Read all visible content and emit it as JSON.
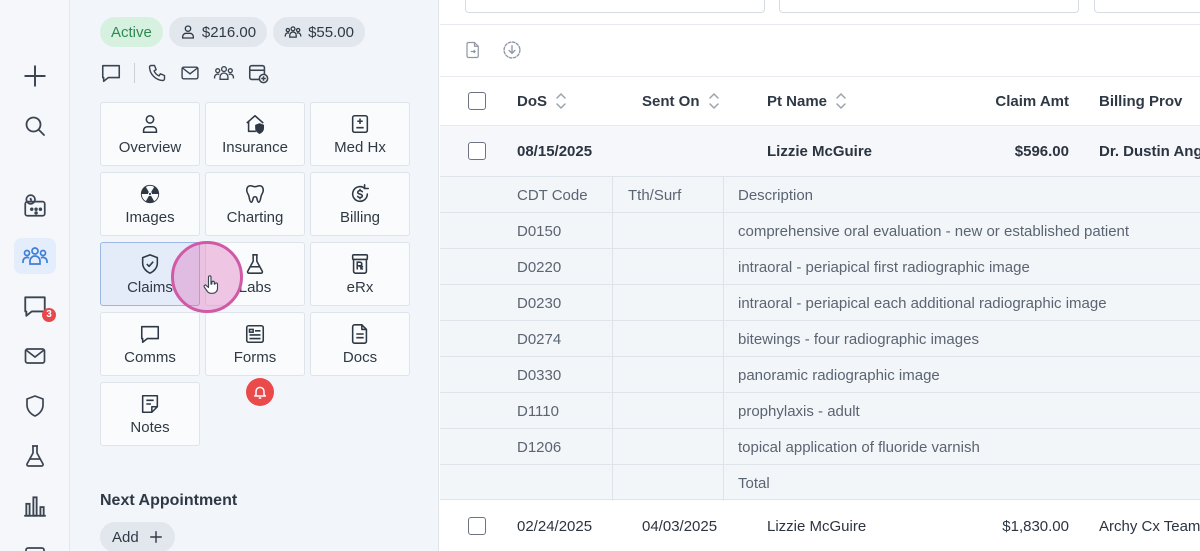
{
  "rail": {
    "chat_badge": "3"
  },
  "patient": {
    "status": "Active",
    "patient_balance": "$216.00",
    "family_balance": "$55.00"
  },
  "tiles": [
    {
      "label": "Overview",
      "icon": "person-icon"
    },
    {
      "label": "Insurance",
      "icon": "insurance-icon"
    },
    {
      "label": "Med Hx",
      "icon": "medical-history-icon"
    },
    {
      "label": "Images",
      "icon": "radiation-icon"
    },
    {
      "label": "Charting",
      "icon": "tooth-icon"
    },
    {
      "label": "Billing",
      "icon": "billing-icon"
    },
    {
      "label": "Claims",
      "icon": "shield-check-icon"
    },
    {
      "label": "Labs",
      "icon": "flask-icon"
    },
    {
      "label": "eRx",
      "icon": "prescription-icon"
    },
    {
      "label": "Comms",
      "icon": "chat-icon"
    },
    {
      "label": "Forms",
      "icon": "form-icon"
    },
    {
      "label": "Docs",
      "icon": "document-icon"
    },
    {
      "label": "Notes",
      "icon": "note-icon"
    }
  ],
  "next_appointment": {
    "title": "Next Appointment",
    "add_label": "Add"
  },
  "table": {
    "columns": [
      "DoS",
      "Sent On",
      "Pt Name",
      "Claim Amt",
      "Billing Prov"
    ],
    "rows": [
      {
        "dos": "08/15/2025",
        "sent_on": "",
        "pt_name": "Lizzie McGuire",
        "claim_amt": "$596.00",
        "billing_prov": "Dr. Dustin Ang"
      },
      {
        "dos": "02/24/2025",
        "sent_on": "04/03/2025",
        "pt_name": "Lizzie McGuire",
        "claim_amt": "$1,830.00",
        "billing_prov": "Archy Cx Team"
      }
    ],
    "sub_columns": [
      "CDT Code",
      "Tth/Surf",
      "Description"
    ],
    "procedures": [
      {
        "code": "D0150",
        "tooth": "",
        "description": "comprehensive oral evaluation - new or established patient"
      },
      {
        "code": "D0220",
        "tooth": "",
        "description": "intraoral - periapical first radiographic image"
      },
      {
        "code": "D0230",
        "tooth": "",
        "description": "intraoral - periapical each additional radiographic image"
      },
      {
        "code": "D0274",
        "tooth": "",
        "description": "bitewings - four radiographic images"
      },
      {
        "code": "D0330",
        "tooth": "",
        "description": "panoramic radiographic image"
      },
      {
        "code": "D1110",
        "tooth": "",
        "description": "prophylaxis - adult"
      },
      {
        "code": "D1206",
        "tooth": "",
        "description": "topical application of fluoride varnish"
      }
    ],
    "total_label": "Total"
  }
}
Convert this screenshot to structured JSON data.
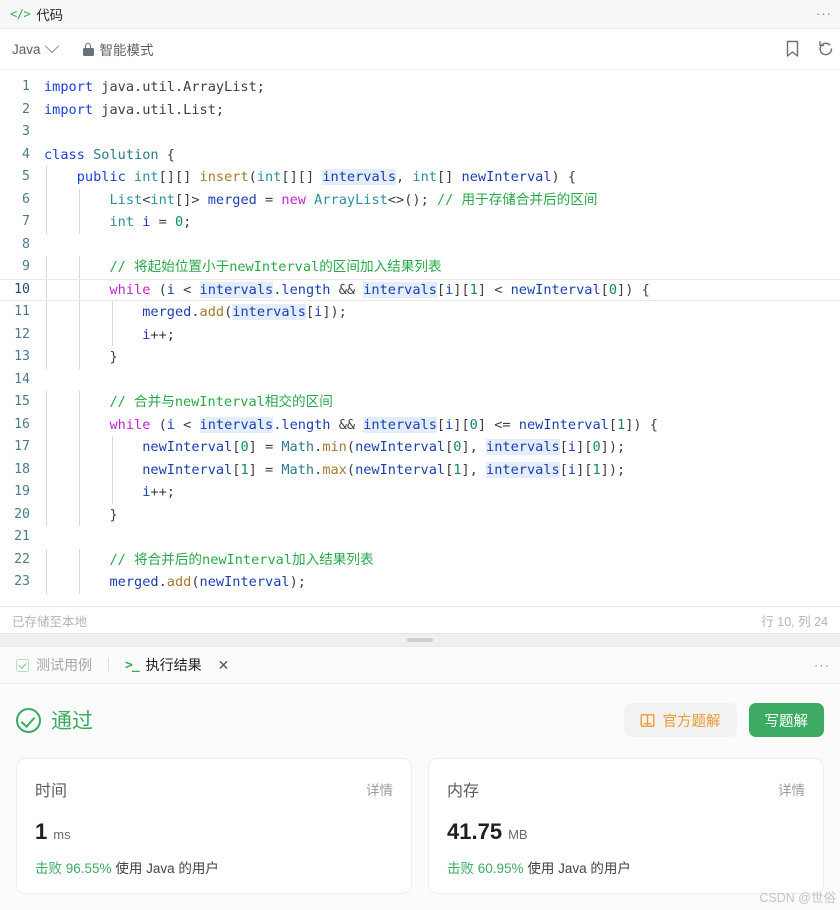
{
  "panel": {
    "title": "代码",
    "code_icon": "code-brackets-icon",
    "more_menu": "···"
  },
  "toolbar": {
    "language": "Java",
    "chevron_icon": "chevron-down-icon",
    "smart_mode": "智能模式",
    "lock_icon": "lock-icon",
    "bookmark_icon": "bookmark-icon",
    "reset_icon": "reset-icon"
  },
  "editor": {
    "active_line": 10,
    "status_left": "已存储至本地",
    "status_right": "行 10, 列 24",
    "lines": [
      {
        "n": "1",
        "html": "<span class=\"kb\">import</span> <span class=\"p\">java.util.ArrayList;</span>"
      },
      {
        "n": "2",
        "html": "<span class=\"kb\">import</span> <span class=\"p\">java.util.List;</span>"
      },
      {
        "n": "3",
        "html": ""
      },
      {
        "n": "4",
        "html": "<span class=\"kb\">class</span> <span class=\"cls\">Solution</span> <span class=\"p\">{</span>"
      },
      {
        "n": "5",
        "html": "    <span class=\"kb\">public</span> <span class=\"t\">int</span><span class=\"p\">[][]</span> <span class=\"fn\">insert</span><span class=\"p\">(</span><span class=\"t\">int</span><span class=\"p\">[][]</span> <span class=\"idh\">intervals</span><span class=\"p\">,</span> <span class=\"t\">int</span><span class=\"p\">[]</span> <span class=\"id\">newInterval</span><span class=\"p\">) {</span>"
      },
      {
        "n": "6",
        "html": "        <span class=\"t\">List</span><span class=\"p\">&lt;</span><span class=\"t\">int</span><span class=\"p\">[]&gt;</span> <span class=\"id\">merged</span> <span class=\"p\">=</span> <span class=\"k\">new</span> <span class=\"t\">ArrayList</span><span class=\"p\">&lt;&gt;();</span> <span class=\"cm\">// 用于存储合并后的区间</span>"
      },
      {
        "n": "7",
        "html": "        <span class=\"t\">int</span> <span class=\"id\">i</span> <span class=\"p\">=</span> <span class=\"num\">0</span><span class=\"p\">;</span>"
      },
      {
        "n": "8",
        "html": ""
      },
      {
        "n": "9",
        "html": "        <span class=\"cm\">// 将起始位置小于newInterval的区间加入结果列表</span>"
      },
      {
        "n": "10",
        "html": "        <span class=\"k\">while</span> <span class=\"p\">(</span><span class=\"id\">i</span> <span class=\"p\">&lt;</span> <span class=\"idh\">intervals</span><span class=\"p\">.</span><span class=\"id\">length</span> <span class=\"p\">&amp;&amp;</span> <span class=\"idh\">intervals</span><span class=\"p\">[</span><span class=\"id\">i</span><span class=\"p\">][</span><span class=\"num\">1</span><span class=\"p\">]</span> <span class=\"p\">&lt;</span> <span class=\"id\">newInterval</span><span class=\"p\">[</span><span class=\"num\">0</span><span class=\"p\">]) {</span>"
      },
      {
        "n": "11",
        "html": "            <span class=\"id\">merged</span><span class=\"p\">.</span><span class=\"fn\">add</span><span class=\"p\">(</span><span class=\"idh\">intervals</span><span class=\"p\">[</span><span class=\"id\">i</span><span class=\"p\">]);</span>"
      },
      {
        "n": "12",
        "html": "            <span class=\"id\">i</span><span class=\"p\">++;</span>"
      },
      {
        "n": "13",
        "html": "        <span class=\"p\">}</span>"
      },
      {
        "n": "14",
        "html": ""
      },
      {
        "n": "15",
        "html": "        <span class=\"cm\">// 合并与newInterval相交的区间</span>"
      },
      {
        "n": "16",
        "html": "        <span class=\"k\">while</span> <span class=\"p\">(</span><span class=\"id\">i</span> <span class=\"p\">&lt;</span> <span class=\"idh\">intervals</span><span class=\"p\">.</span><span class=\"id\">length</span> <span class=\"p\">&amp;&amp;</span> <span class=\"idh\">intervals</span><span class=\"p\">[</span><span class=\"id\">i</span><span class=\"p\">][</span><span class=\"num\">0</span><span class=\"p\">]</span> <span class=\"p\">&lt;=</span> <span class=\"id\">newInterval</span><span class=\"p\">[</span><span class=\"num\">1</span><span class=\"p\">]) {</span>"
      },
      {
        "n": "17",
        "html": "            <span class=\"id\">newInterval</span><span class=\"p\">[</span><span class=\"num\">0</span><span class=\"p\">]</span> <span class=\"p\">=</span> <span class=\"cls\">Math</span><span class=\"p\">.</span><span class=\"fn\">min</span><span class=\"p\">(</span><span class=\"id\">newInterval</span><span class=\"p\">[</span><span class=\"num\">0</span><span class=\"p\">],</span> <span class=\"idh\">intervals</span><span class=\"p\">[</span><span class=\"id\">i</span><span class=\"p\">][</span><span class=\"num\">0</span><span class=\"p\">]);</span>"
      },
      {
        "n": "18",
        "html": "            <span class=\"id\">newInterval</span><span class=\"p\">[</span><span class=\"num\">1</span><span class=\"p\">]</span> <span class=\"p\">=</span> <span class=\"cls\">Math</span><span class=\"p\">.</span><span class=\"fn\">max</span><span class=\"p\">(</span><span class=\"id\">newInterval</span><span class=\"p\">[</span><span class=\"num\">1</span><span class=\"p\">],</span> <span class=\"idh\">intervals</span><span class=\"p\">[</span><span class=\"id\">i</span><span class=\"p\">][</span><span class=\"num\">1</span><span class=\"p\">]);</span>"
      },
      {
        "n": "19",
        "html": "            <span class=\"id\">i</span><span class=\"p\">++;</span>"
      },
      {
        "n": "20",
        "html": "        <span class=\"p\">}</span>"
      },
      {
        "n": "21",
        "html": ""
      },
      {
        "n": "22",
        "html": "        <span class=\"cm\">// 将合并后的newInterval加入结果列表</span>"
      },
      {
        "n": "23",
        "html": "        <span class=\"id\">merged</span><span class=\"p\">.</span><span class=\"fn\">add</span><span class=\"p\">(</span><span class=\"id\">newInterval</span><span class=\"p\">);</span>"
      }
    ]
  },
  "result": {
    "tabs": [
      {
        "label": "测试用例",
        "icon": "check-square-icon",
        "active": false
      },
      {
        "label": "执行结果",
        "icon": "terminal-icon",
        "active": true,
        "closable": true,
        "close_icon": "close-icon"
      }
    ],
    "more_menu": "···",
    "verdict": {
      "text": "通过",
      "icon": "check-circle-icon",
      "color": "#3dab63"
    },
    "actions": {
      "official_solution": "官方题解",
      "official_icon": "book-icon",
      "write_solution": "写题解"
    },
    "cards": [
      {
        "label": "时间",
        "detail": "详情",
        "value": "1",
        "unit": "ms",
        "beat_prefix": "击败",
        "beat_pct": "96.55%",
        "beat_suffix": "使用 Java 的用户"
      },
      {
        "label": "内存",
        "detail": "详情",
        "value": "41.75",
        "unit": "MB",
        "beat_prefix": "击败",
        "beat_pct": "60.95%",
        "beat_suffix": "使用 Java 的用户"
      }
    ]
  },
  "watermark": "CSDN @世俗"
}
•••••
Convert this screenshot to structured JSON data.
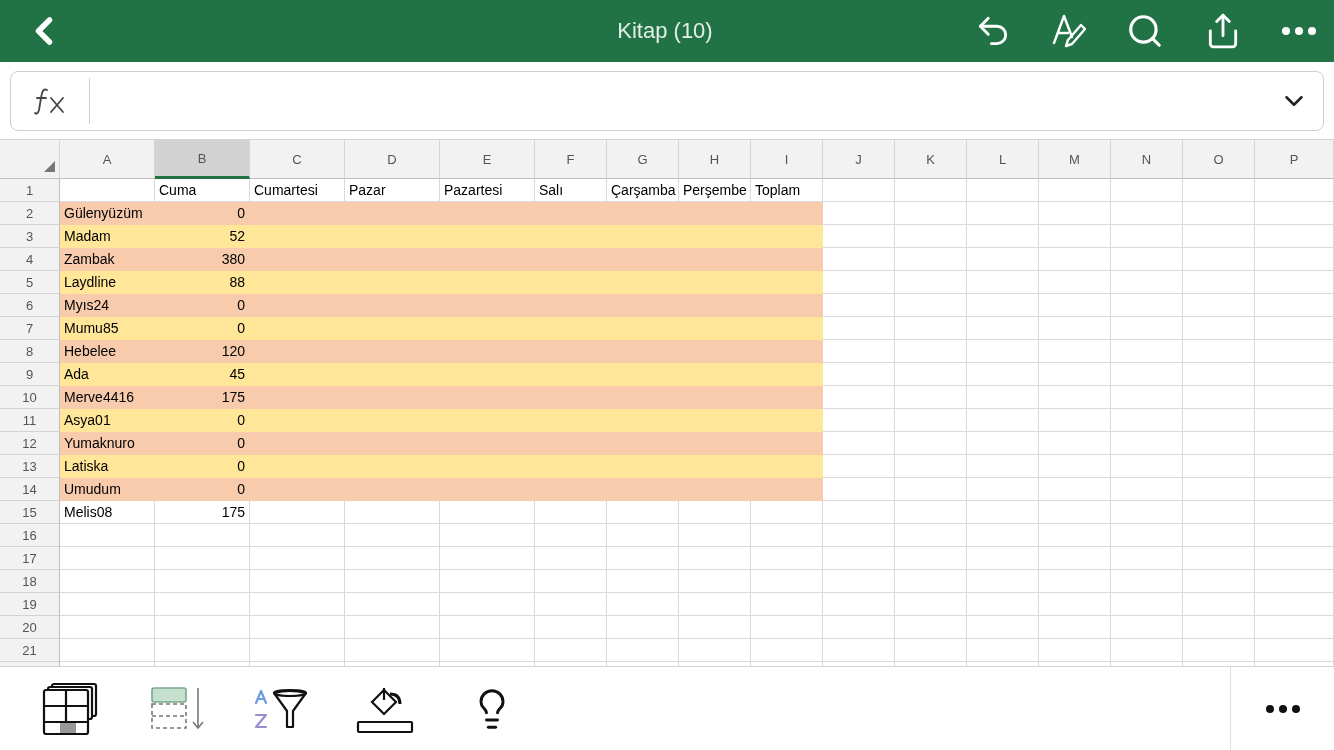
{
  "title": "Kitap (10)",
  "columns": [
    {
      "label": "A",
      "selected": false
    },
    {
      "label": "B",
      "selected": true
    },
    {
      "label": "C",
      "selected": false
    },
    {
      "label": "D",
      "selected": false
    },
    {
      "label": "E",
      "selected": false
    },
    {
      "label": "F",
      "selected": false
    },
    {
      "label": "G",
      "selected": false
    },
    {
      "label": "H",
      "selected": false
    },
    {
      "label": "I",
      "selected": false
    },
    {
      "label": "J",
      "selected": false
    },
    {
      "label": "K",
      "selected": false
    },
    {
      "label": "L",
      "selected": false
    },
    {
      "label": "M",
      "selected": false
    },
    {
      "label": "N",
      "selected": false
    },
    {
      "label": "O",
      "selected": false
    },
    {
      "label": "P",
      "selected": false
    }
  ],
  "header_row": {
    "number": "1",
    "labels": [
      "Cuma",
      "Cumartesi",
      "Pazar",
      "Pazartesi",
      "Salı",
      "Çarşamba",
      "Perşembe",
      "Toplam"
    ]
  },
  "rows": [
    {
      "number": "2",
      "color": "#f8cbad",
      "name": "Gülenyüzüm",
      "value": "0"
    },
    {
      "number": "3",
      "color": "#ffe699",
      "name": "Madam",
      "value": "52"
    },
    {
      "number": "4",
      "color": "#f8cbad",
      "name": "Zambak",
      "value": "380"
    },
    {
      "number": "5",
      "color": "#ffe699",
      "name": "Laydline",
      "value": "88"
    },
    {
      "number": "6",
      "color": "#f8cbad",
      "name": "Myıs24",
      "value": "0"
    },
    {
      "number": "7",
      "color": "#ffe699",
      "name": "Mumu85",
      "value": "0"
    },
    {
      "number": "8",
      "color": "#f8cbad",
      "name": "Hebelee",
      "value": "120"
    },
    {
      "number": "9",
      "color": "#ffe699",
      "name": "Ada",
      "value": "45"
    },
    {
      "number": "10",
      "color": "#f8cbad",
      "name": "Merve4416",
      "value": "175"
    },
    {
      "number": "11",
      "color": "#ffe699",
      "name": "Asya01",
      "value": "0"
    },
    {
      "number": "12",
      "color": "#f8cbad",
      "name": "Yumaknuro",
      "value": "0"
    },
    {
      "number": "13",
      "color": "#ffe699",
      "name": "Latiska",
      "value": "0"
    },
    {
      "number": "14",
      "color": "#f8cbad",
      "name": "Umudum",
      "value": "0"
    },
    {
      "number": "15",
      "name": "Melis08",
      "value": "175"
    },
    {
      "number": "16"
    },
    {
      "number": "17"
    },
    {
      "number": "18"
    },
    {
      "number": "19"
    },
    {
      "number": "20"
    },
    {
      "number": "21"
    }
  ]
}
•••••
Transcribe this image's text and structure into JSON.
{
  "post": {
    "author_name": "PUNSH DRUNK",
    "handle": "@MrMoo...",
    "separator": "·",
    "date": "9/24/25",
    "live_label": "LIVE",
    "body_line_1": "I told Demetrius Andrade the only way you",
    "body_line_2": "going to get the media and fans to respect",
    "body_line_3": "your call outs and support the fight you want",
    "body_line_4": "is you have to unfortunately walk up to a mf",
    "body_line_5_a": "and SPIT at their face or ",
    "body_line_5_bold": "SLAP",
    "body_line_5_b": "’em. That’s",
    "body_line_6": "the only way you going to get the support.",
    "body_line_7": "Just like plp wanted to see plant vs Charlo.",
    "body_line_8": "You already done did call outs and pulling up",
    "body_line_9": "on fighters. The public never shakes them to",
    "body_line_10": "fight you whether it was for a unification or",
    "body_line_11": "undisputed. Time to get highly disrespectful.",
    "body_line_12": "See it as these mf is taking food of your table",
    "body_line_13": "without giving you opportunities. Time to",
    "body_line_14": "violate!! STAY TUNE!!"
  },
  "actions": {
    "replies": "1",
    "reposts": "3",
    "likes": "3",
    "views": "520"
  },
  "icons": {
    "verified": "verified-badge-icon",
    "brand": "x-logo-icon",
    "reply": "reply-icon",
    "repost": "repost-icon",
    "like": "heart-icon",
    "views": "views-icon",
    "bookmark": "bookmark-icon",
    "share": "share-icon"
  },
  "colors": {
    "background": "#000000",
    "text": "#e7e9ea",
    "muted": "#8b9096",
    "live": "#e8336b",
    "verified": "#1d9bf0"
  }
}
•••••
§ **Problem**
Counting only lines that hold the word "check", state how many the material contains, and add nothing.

§ **Task result**
3